The Renaissance period was full of versatile artists who would apply their creative skills into a variety of different mediums. Architecture was a popular choice within that, with a steady stream of work available in building up a number of grand cities across the Papal States of Italy. Many of these architectural plans would never be implemented, with many projects disbanded due to financial issues or simply changing tastes.
Famous artistic names from the Renaissance would also sometimes be pitted against each other with only the winning designs being put into practice. Even the great Michelangelo and Leonardo da Vinci would produce architectural work that lost out to others during their careers, normally due to their technical knowledge being spread more thinly across many art forms rather than being specific specialists in architecture.
Giotto, having been nominated as Capomaestro, was able to play the roles of both designer and patron. Whilst ensuring that he could approve his own work, this position arrived too late in his life to make quite the impact that he might have liked to in this medium. As such, he is still predominantly thought of as, first and foremost, a painter. Architecture developed considerably during the 14th to 17th centuries, taking what had gone on previously in the Gothic period and reviving some elements of ancient style. Florence, particularly thanks to the efforts of Filippo Brunelleschi, would prove to be the central point from where influence would be later felt right across Europe.

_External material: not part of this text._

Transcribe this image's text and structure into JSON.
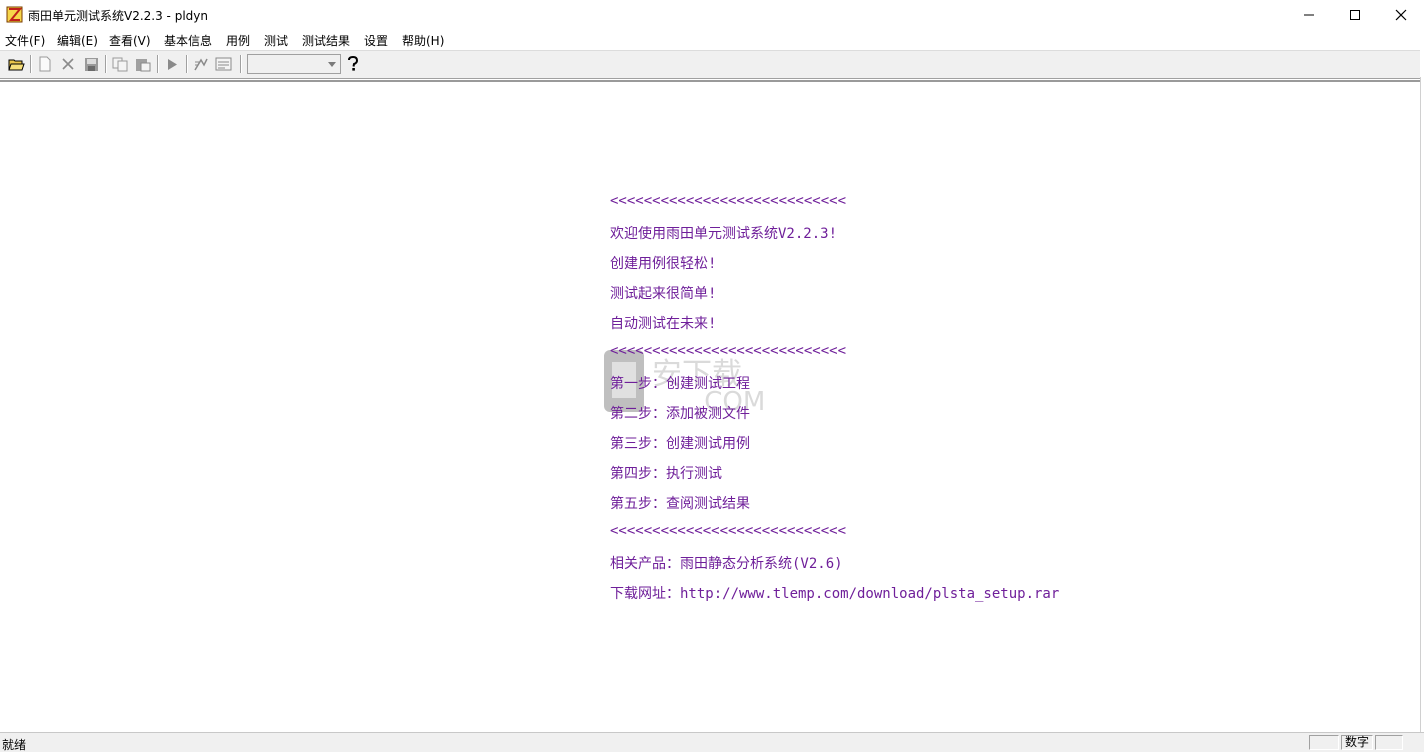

Therefore, for Giotto to be involved with the Duomo and its accompanying Campanile underlines just how exceptional an architect he was. Renaissance archtecture brought in a clearer planning of perspective and design, combining elements of Greek and Roman features with a more consistent method of planning than had been seen in medieval buildings. The result of this would aesthetically pleasing structures that would also stand the test of time.